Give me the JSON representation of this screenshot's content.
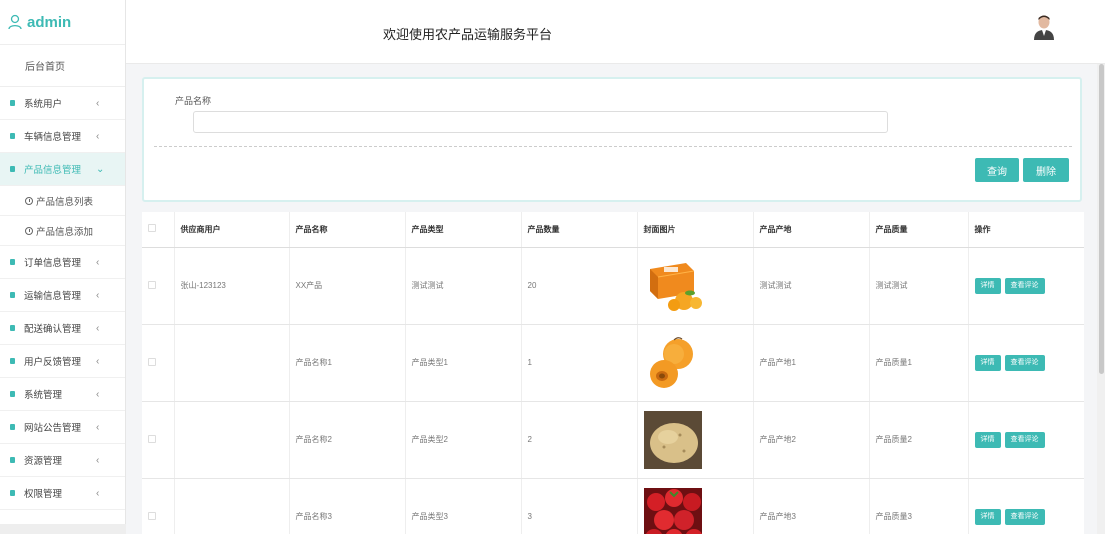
{
  "brand": {
    "name": "admin"
  },
  "header": {
    "title": "欢迎使用农产品运输服务平台"
  },
  "sidebar": {
    "home": "后台首页",
    "items": [
      {
        "label": "系统用户",
        "arrow": "‹"
      },
      {
        "label": "车辆信息管理",
        "arrow": "‹"
      },
      {
        "label": "产品信息管理",
        "arrow": "⌄",
        "active": true
      },
      {
        "label": "订单信息管理",
        "arrow": "‹"
      },
      {
        "label": "运输信息管理",
        "arrow": "‹"
      },
      {
        "label": "配送确认管理",
        "arrow": "‹"
      },
      {
        "label": "用户反馈管理",
        "arrow": "‹"
      },
      {
        "label": "系统管理",
        "arrow": "‹"
      },
      {
        "label": "网站公告管理",
        "arrow": "‹"
      },
      {
        "label": "资源管理",
        "arrow": "‹"
      },
      {
        "label": "权限管理",
        "arrow": "‹"
      }
    ],
    "sub_items": [
      "产品信息列表",
      "产品信息添加"
    ]
  },
  "search": {
    "label": "产品名称",
    "value": "",
    "query_button": "查询",
    "delete_button": "删除"
  },
  "table": {
    "headers": [
      "供应商用户",
      "产品名称",
      "产品类型",
      "产品数量",
      "封面图片",
      "产品产地",
      "产品质量",
      "操作"
    ],
    "detail_label": "详情",
    "review_label": "查看评论",
    "rows": [
      {
        "supplier": "张山-123123",
        "name": "XX产品",
        "type": "测试测试",
        "quantity": "20",
        "image": "orange-box",
        "origin": "测试测试",
        "quality": "测试测试"
      },
      {
        "supplier": "",
        "name": "产品名称1",
        "type": "产品类型1",
        "quantity": "1",
        "image": "apricot",
        "origin": "产品产地1",
        "quality": "产品质量1"
      },
      {
        "supplier": "",
        "name": "产品名称2",
        "type": "产品类型2",
        "quantity": "2",
        "image": "potato",
        "origin": "产品产地2",
        "quality": "产品质量2"
      },
      {
        "supplier": "",
        "name": "产品名称3",
        "type": "产品类型3",
        "quantity": "3",
        "image": "strawberry",
        "origin": "产品产地3",
        "quality": "产品质量3"
      }
    ]
  },
  "colors": {
    "accent": "#3dbab4"
  }
}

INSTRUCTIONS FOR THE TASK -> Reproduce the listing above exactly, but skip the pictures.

RESULT OF THIS TASK ->
Give me the JSON representation of this screenshot's content.
{
  "brand": {
    "name": "admin"
  },
  "header": {
    "title": "欢迎使用农产品运输服务平台"
  },
  "sidebar": {
    "home": "后台首页",
    "items": [
      {
        "label": "系统用户",
        "arrow": "‹"
      },
      {
        "label": "车辆信息管理",
        "arrow": "‹"
      },
      {
        "label": "产品信息管理",
        "arrow": "⌄",
        "active": true
      },
      {
        "label": "订单信息管理",
        "arrow": "‹"
      },
      {
        "label": "运输信息管理",
        "arrow": "‹"
      },
      {
        "label": "配送确认管理",
        "arrow": "‹"
      },
      {
        "label": "用户反馈管理",
        "arrow": "‹"
      },
      {
        "label": "系统管理",
        "arrow": "‹"
      },
      {
        "label": "网站公告管理",
        "arrow": "‹"
      },
      {
        "label": "资源管理",
        "arrow": "‹"
      },
      {
        "label": "权限管理",
        "arrow": "‹"
      }
    ],
    "sub_items": [
      "产品信息列表",
      "产品信息添加"
    ]
  },
  "search": {
    "label": "产品名称",
    "value": "",
    "query_button": "查询",
    "delete_button": "删除"
  },
  "table": {
    "headers": [
      "供应商用户",
      "产品名称",
      "产品类型",
      "产品数量",
      "封面图片",
      "产品产地",
      "产品质量",
      "操作"
    ],
    "detail_label": "详情",
    "review_label": "查看评论",
    "rows": [
      {
        "supplier": "张山-123123",
        "name": "XX产品",
        "type": "测试测试",
        "quantity": "20",
        "image": "orange-box",
        "origin": "测试测试",
        "quality": "测试测试"
      },
      {
        "supplier": "",
        "name": "产品名称1",
        "type": "产品类型1",
        "quantity": "1",
        "image": "apricot",
        "origin": "产品产地1",
        "quality": "产品质量1"
      },
      {
        "supplier": "",
        "name": "产品名称2",
        "type": "产品类型2",
        "quantity": "2",
        "image": "potato",
        "origin": "产品产地2",
        "quality": "产品质量2"
      },
      {
        "supplier": "",
        "name": "产品名称3",
        "type": "产品类型3",
        "quantity": "3",
        "image": "strawberry",
        "origin": "产品产地3",
        "quality": "产品质量3"
      }
    ]
  },
  "colors": {
    "accent": "#3dbab4"
  }
}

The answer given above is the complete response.